DESCRIPTION OF THE TASK » Copy each line of the data that has "JSON" in it.

RECORDS PROVIDED »

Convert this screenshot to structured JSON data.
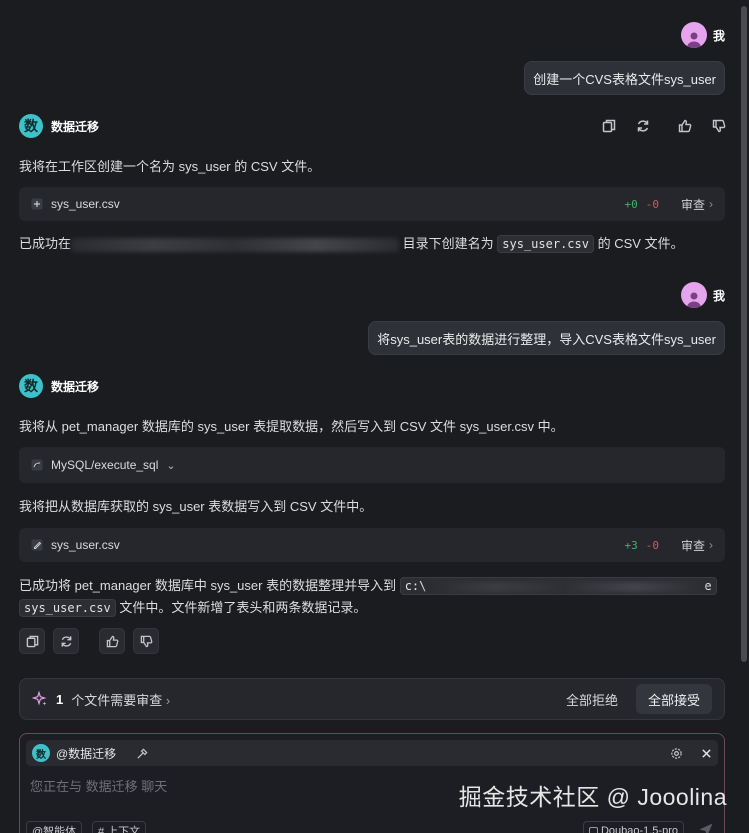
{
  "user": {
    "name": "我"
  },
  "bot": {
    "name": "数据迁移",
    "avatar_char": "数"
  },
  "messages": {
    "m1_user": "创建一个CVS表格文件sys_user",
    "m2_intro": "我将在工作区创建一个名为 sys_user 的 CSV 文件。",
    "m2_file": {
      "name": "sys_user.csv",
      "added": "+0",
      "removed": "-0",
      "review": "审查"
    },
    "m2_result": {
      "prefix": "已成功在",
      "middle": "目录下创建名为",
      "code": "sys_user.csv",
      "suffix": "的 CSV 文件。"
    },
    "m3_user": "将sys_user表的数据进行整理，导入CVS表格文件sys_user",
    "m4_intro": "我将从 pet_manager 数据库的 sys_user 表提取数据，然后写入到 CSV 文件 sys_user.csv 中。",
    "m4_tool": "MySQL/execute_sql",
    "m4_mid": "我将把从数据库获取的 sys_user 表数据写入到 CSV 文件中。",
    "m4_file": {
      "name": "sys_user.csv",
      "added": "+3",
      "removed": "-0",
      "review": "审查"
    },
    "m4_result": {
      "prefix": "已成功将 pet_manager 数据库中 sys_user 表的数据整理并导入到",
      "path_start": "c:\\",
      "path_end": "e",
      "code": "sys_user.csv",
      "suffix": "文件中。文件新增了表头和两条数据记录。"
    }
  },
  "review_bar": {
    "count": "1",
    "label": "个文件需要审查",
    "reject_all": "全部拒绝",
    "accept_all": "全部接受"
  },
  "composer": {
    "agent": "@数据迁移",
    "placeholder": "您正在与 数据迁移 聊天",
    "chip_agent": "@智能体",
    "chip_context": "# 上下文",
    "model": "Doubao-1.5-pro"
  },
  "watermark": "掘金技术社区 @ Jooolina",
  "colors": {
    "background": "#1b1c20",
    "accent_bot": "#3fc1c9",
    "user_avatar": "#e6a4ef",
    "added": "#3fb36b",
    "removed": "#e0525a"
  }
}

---

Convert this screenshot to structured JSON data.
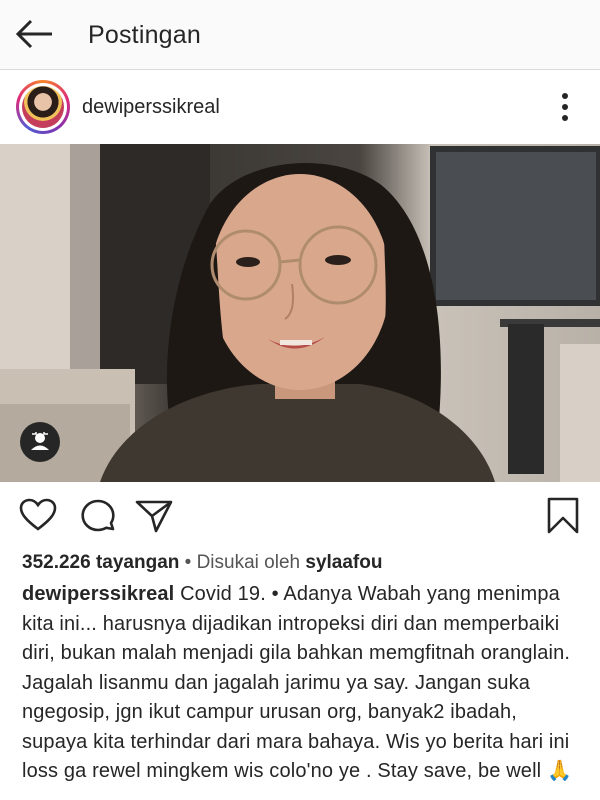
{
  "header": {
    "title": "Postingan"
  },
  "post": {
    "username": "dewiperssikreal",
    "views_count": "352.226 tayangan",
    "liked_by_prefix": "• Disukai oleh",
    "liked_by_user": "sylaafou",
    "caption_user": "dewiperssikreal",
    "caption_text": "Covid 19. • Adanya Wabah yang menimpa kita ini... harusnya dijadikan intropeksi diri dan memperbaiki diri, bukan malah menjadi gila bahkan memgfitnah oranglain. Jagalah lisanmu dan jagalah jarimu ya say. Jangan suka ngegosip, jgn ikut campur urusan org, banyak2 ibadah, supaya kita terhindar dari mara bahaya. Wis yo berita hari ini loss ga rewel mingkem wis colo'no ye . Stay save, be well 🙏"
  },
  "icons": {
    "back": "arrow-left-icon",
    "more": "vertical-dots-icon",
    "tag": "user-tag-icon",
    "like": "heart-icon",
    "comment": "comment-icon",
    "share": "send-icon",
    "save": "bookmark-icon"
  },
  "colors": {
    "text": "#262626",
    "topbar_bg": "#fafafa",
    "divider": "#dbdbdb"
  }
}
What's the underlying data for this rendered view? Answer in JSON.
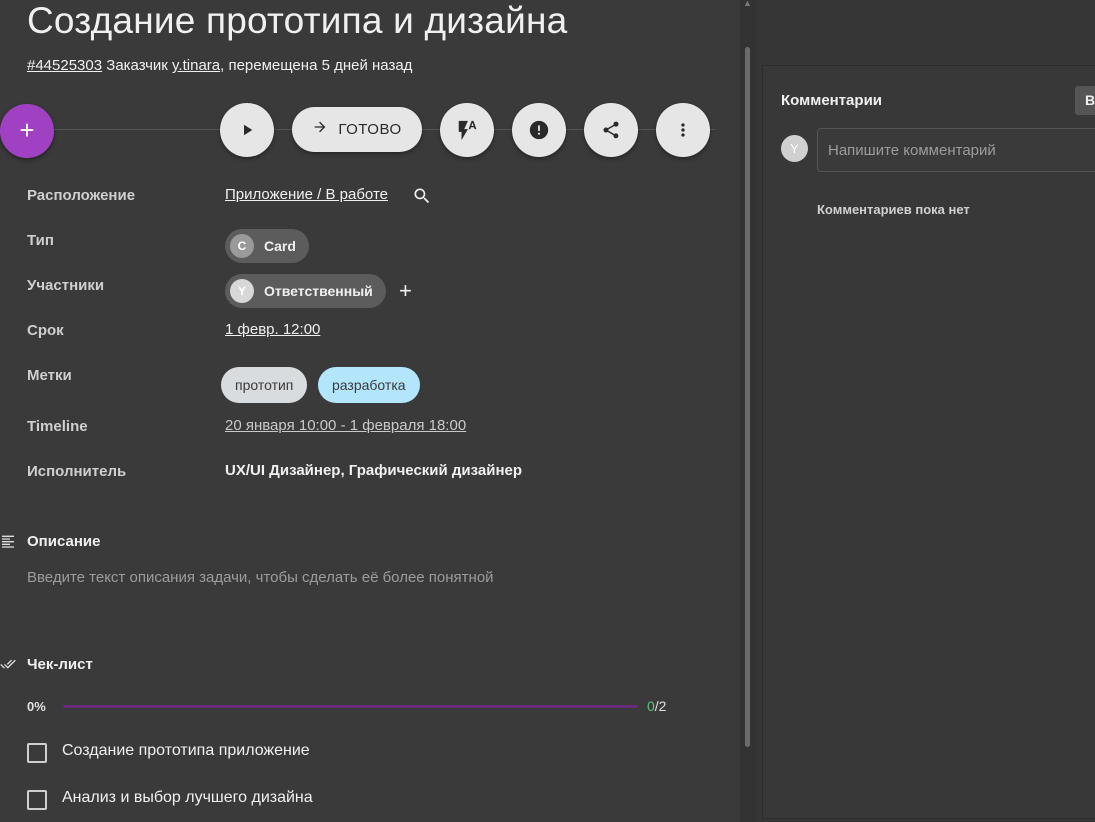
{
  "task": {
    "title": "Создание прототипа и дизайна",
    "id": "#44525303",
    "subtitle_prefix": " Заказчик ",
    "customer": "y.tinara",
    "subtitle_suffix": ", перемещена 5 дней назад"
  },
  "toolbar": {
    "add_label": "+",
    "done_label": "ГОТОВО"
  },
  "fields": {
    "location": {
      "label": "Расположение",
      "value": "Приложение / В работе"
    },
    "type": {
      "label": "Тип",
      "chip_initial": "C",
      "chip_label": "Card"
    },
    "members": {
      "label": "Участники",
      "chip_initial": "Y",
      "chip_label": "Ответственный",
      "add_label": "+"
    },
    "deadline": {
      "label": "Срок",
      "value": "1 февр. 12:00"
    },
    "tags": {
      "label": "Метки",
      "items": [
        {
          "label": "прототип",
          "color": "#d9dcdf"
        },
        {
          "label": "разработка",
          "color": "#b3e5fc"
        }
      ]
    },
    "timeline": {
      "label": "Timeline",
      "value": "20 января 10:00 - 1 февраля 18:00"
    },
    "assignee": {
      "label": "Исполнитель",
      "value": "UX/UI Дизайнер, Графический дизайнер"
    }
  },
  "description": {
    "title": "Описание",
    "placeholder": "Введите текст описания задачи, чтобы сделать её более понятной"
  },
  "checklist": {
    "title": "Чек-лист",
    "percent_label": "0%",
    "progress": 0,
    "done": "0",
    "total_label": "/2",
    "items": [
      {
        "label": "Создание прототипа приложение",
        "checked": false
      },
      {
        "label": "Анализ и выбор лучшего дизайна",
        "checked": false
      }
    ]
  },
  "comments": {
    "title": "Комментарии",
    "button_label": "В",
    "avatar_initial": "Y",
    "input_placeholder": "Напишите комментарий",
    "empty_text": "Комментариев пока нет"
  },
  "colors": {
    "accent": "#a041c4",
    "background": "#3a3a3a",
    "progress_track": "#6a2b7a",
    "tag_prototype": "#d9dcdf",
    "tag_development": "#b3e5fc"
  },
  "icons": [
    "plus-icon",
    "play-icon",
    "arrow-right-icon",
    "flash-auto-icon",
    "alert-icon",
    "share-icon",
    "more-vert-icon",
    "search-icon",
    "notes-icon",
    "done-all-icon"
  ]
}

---

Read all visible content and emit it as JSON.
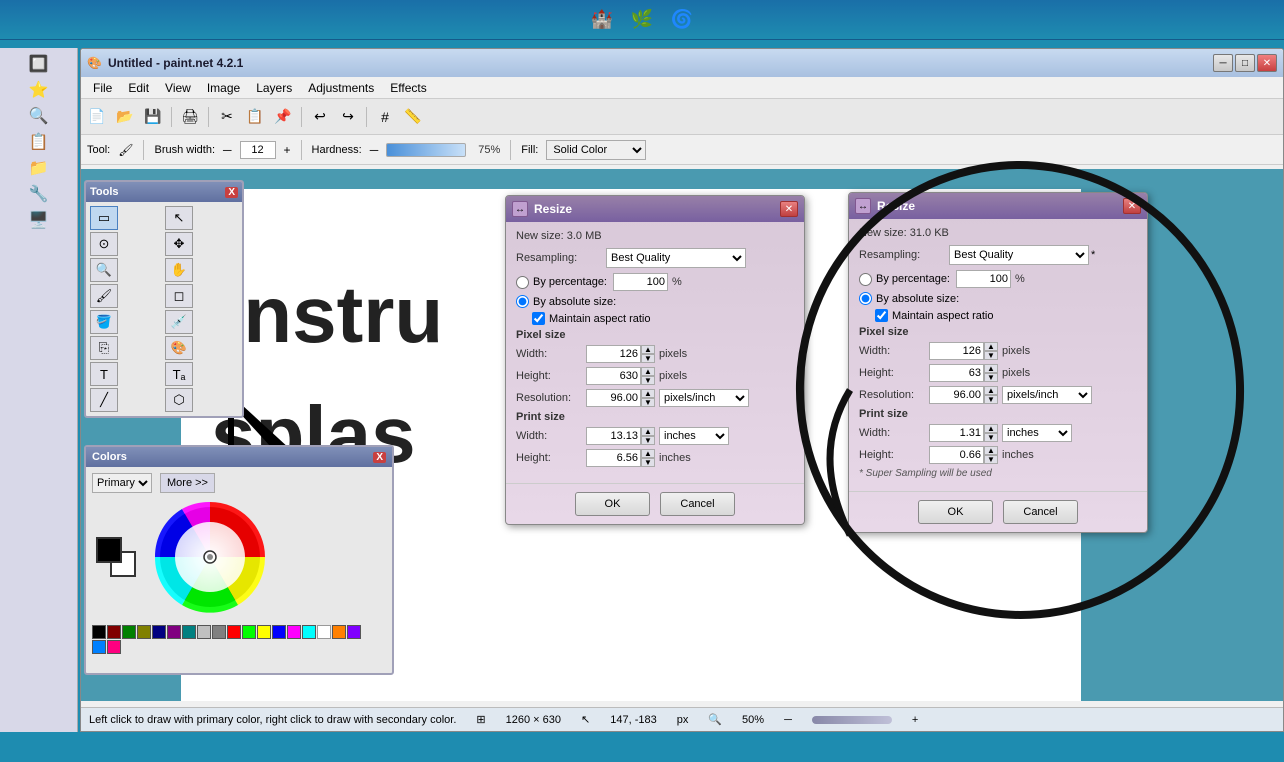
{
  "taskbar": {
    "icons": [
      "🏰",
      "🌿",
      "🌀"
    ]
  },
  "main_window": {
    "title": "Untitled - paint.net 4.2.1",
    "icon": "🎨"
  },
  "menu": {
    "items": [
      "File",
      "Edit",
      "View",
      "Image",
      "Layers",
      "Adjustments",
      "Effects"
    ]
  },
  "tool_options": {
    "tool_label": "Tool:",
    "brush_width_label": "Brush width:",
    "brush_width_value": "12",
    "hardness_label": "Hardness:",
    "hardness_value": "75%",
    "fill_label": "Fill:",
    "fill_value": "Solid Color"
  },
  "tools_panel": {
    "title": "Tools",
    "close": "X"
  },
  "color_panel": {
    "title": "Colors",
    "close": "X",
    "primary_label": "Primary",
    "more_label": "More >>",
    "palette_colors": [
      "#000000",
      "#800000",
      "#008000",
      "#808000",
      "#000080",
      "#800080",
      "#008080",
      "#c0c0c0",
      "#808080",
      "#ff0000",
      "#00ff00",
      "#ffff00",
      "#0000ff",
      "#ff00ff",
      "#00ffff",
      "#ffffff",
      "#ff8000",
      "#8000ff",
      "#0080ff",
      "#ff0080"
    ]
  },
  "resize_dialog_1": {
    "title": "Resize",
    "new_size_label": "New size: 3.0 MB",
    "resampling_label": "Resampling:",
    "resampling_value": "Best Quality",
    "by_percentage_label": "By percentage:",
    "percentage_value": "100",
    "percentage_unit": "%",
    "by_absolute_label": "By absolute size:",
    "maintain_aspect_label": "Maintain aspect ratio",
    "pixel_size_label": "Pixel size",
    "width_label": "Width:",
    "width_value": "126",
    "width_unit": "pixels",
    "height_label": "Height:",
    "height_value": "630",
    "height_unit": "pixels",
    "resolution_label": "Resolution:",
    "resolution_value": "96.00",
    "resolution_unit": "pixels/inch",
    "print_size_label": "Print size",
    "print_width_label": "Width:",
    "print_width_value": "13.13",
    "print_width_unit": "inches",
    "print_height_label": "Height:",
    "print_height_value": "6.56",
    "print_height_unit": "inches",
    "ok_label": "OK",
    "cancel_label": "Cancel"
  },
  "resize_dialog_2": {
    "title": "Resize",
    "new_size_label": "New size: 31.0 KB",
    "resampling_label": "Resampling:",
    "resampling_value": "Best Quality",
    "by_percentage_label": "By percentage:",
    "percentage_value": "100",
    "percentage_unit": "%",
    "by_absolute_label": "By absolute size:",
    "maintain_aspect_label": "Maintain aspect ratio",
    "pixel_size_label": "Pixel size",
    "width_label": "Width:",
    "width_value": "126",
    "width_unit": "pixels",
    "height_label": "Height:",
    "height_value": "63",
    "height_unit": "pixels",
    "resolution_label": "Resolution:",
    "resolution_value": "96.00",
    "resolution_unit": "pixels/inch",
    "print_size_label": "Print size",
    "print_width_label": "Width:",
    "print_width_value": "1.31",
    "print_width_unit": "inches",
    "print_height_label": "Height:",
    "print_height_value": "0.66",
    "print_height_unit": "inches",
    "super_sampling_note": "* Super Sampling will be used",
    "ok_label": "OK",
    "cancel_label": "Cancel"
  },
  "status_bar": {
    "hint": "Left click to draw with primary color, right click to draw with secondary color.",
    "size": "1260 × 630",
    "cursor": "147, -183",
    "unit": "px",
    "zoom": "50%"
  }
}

TASK OUTPUT »
Convert this screenshot to structured JSON data.
Convert this screenshot to structured JSON data.
What's the underlying data for this rendered view? Answer in JSON.
Read all visible content and emit it as JSON.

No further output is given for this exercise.